Assignment>
Copy out, from the data below, each line in which the word "selected" occurs.

App and web page records>
┌────────

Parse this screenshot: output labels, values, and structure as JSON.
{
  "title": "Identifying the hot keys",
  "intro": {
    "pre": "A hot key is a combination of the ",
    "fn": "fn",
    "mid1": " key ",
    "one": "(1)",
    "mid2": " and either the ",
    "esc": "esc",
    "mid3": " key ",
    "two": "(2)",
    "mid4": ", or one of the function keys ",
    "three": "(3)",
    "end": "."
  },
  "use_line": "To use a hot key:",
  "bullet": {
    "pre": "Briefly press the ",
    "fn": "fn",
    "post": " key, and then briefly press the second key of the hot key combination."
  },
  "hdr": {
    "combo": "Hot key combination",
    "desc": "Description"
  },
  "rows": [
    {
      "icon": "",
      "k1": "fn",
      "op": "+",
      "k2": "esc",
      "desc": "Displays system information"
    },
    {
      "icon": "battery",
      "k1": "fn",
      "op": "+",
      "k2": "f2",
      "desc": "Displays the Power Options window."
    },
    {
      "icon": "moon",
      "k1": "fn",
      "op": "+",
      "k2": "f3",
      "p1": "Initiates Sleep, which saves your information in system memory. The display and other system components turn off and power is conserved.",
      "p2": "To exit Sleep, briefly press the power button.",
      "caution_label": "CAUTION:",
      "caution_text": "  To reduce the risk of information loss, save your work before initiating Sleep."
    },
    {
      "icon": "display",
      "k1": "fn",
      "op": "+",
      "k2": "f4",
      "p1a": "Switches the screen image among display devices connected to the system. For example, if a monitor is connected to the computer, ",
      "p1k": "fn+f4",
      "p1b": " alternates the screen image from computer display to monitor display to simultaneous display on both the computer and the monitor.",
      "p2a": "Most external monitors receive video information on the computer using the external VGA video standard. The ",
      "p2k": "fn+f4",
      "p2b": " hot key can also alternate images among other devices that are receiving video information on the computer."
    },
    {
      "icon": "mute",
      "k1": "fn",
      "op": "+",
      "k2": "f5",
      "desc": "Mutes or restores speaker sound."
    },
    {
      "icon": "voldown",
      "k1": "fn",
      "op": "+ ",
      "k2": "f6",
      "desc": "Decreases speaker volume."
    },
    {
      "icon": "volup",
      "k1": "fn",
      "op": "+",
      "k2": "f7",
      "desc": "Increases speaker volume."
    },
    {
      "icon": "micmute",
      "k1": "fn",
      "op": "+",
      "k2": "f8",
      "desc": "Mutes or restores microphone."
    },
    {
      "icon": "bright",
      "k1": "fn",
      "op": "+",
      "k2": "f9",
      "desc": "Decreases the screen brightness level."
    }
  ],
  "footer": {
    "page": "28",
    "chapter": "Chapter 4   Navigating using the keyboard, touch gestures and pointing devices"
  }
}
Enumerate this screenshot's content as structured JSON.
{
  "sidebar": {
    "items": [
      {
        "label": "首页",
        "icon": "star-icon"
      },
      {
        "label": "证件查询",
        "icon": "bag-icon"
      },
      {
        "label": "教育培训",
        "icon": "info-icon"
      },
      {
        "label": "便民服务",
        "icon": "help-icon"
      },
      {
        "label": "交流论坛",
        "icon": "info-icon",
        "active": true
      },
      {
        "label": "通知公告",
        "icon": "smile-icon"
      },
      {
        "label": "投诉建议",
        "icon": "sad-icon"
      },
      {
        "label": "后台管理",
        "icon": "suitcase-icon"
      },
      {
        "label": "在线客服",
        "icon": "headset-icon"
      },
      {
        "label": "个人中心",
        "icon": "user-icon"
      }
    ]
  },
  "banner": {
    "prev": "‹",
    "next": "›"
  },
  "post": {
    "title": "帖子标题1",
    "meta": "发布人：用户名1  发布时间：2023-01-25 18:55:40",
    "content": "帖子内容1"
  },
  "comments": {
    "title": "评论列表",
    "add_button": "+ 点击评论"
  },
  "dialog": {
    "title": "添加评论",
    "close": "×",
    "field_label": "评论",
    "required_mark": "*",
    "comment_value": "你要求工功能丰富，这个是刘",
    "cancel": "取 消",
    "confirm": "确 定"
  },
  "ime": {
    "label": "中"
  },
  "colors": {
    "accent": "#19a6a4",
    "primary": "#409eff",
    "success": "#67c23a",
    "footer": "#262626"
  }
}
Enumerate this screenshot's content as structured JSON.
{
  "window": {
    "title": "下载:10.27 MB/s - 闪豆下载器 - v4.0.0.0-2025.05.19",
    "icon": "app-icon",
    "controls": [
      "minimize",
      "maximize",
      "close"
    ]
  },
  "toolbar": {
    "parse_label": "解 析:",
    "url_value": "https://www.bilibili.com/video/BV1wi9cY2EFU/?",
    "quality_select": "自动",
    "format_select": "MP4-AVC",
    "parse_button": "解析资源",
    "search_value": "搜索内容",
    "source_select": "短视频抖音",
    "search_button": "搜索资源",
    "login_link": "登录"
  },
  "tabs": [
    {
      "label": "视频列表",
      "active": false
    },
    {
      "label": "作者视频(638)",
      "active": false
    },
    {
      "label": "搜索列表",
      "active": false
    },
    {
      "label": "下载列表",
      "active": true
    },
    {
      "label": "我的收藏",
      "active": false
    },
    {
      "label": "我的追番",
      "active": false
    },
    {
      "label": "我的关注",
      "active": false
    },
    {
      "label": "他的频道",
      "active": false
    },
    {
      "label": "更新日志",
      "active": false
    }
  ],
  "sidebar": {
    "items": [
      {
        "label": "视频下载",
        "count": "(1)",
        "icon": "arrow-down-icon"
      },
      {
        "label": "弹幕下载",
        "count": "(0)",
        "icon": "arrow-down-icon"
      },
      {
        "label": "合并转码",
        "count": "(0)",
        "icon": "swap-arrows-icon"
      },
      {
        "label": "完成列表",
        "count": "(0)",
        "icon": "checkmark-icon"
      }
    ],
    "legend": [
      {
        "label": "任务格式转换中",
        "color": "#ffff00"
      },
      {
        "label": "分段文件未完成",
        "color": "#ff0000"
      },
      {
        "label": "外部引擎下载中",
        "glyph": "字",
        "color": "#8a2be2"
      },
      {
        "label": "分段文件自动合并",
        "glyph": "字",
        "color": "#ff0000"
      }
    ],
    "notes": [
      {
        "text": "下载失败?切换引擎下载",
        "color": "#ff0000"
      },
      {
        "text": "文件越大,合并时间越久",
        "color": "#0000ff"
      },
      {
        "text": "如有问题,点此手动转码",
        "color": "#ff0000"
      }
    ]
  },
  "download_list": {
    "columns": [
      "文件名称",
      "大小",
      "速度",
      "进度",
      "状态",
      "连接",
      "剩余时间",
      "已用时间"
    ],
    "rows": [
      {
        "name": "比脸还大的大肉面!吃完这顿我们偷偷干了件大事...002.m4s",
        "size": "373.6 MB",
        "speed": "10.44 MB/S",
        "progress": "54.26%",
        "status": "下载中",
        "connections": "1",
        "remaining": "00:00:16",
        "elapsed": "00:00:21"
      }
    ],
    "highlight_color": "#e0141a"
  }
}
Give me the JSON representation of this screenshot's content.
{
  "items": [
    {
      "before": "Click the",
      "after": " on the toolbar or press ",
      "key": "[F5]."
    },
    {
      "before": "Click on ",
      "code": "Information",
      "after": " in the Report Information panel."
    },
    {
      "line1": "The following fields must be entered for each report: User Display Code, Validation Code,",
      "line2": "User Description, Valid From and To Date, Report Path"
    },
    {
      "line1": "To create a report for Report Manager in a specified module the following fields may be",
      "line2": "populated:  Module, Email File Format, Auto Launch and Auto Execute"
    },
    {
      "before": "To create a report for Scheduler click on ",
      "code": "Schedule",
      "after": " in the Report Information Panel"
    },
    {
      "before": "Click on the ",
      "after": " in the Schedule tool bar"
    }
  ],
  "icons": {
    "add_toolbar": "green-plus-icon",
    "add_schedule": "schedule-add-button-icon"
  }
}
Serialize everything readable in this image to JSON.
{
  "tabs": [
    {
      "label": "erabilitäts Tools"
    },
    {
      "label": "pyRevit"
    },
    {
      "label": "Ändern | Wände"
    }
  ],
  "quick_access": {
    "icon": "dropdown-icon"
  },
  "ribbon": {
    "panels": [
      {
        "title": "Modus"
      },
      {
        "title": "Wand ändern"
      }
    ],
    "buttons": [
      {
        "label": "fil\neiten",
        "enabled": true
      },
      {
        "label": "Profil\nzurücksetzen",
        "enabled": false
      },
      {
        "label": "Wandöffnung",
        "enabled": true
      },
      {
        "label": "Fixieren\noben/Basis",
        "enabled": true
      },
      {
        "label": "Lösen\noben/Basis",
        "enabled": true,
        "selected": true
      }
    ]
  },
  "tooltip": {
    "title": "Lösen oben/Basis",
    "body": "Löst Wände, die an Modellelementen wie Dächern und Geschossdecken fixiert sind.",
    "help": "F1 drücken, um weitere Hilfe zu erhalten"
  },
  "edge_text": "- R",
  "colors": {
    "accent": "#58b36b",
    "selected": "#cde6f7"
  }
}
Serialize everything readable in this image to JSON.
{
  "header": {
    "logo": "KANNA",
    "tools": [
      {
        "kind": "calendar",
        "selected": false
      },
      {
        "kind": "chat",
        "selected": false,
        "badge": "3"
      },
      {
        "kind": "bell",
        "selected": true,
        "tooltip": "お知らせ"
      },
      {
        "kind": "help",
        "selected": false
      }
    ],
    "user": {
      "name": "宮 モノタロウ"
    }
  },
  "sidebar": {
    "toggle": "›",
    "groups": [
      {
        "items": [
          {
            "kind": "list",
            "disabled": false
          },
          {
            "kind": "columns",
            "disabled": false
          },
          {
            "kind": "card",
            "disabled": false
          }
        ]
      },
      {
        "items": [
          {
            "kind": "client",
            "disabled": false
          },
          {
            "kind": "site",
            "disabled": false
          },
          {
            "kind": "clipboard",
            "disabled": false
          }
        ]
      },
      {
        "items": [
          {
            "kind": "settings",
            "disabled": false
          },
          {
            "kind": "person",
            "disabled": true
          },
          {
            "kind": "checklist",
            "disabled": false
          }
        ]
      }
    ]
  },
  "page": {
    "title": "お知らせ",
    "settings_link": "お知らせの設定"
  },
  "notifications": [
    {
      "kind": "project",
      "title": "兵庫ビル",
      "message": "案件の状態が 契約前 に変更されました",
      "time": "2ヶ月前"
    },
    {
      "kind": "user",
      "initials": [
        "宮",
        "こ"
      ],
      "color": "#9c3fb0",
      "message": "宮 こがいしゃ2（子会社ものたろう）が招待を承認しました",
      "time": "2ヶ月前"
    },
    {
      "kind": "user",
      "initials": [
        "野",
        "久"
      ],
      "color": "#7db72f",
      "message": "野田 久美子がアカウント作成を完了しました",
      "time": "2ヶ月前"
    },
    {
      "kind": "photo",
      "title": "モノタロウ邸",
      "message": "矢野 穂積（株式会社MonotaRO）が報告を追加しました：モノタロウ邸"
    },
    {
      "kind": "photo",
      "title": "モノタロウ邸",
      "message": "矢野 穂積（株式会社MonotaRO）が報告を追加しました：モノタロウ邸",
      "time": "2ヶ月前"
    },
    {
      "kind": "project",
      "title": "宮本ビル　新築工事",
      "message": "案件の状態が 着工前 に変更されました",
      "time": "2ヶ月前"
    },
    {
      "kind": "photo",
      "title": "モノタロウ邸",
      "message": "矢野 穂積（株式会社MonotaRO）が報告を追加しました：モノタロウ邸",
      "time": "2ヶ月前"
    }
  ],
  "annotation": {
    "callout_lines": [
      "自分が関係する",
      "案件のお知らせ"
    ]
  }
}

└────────

Response to the task>
        "selected": true
    "selected": "#cde6f7"
        "selected": false
        "selected": false,
        "selected": true,
        "selected": false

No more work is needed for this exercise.